The most common clauses in this type of shareholders' agreement are:

  • the appointment of directors and powers granted to the chair and managing director, including the appointment of top executives (eg, chief financial officers and chief operating officers);
  • the appointment of a board of auditors;
  • pre-emption rights in the event of a share sale;
  • drag-along, tag-along, put and call option clauses; and
  • deadlock provisions.

Non-listed company shareholders' agreements also contain specific clauses to protect minority shareholders' rights, including qualified majority requirements for boards of directors and shareholders' meetings regarding:

  • entering into specific agreements or agreements with more than a certain monetary threshold;
  • yearly budget and business plans;
  • third-party guarantees;
  • major investments;
  • anti-dilution, put and call option clauses; and
  • deadlock provisions.

Brescia Court of Appeal decision

On 8 October 2018 the Brescia Court of Appeal nullified a clause which provided the automatic renewal of a non-listed company shareholders' agreement after the statutory five-year term (Judgment 1568).

The court declared that the clause:

  • imposed an undue burden on shareholders;
  • violated public order rules; and
  • conflicted with the freedom of entrepreneur activity provided by Article 41 of the Constitution.

The court held that parties to shareholders' agreement may negotiate a renewal after the five-year term if it is explicitly negotiated and neither implied nor automatically applied.

Supreme Court of Cassation decision

On 10 July 2018 the Supreme Court of Cassation established important principles for non-listed company shareholders' agreements (Judgment 18138).

The court confirmed that shareholders' agreement provisions for appointing members of boards of directors do not conflict with the shareholders' meeting rules set out in Article 2364 of the Civil Code, which provides that the appointment of members of boards of directors and statutory audit committees must be decided in shareholders' meetings.

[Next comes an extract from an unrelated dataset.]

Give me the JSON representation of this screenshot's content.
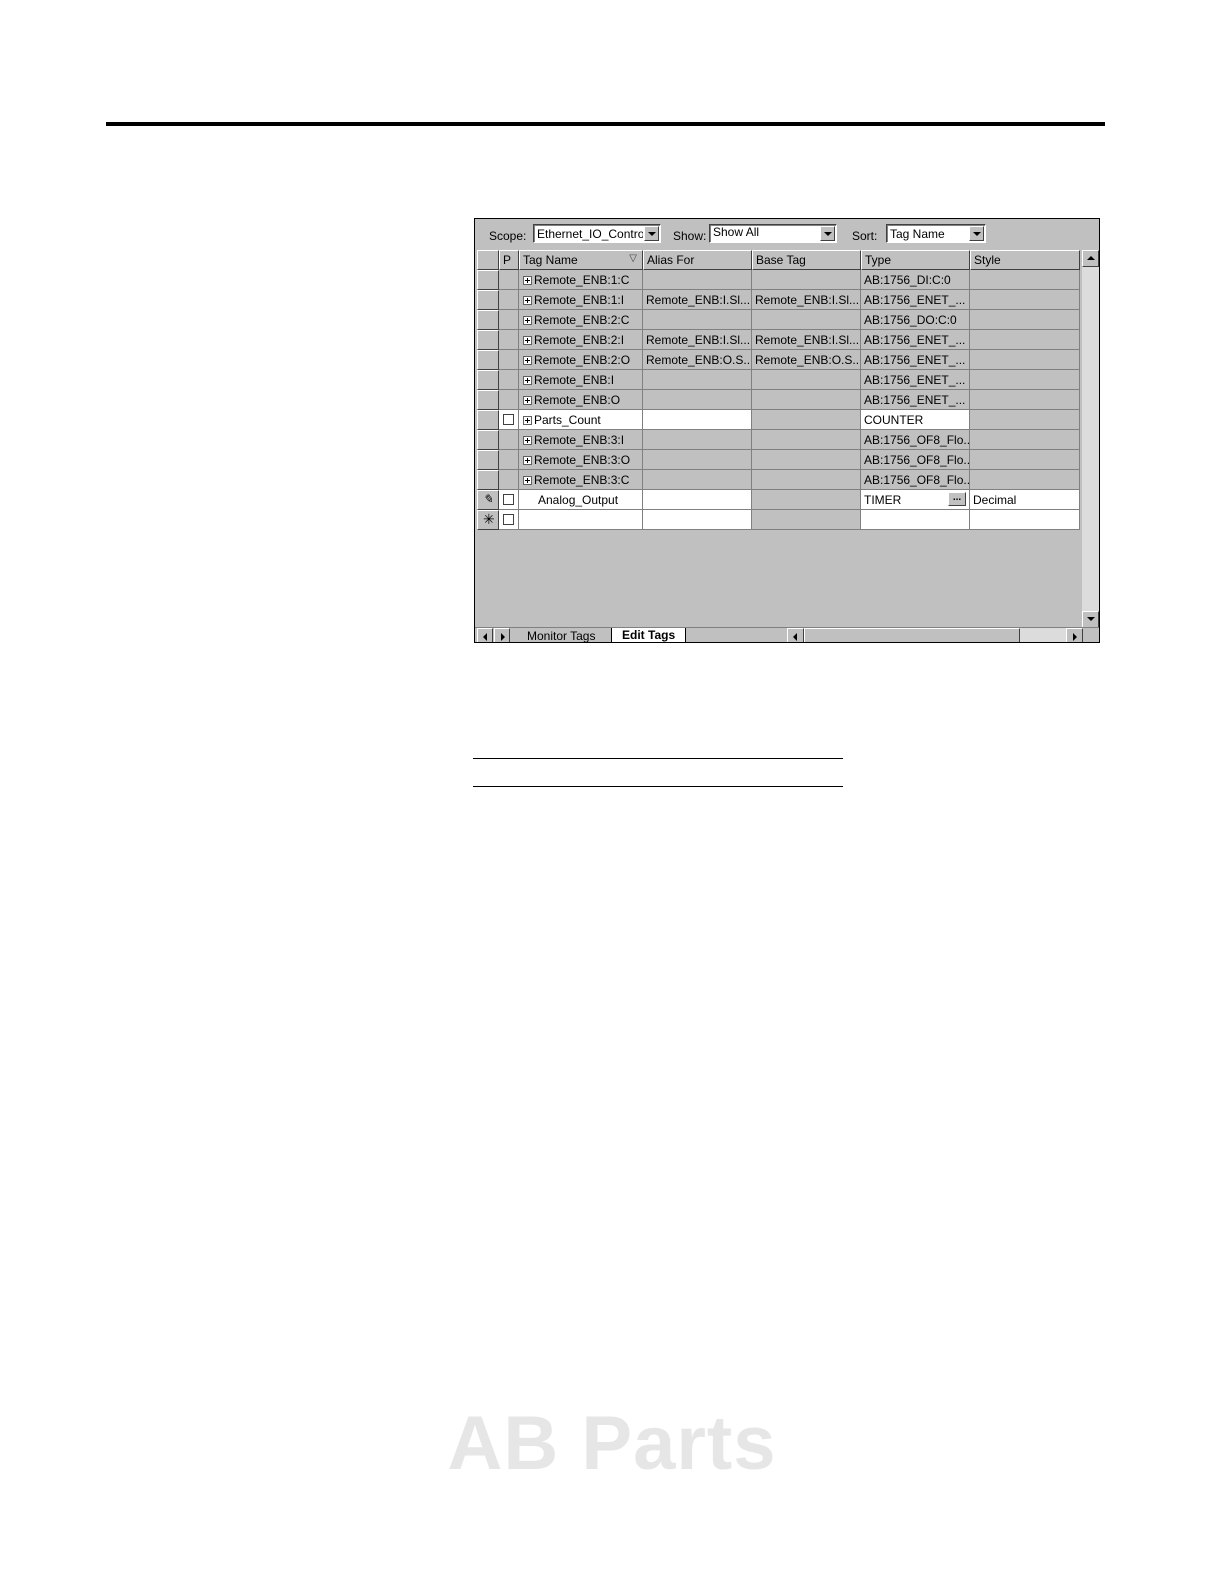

The court also held that the duration of a shareholders' agreement may be extended after it has expired only with the parties' explicit consent.

In addition, shareholders' right to withdraw from a company for just cause (Article 2437 of the Civil Code) and their consequent right to compensation do not apply in the event of an alleged violation of the shareholders' agreement. An incorporated company's shareholders may exercise their right to withdrawal and fair compensation if:

  • the company's scope is amended;
  • the company is transformed (eg, from a joint stock to a limited liability company);
  • the company's head office moves abroad;
  • the company's winding up is revoked;
  • the company's withdrawal rights are cancelled;
  • the articles of association relating to voting rights are amended;
  • the company's term is postponed; or
  • the limitation on the free transferability of shares is introduced or cancelled.


The two decisions confirm that Italian company law broadly recognises the admissibility of shareholders' agreements in order to govern the rights and obligations of company shareholders, particularly for joint ventures in the financial, trading and industry fields.

In the event that a shareholders' agreement is breached, the aggrieved party has a right to monetary compensation from the defaulting shareholder. Further, in the event that a provision inserted into the articles of association is violated, the affected shareholder may enforce its rights against the defaulting party, as well as any third party, since the articles are published in the company's registry.

According to the Uniform Finance Law (Dlgs 58/98), listed company shareholders' agreements are subject to mandatory disclosure, whereas non-listed company shareholders' agreements are usually not disclosed to the third parties.

Therefore, shareholders may keep some clauses connected to the company's corporate governance confidential, while the company's articles of association must include the mandatory provisions set out in Italian company law.

For further information on this topic please contact Eugenio Vaccari at Grieco e Associati by telephone (+39 06 420 3881) or email ([email protected]). The Grieco e Associati website can be accessed at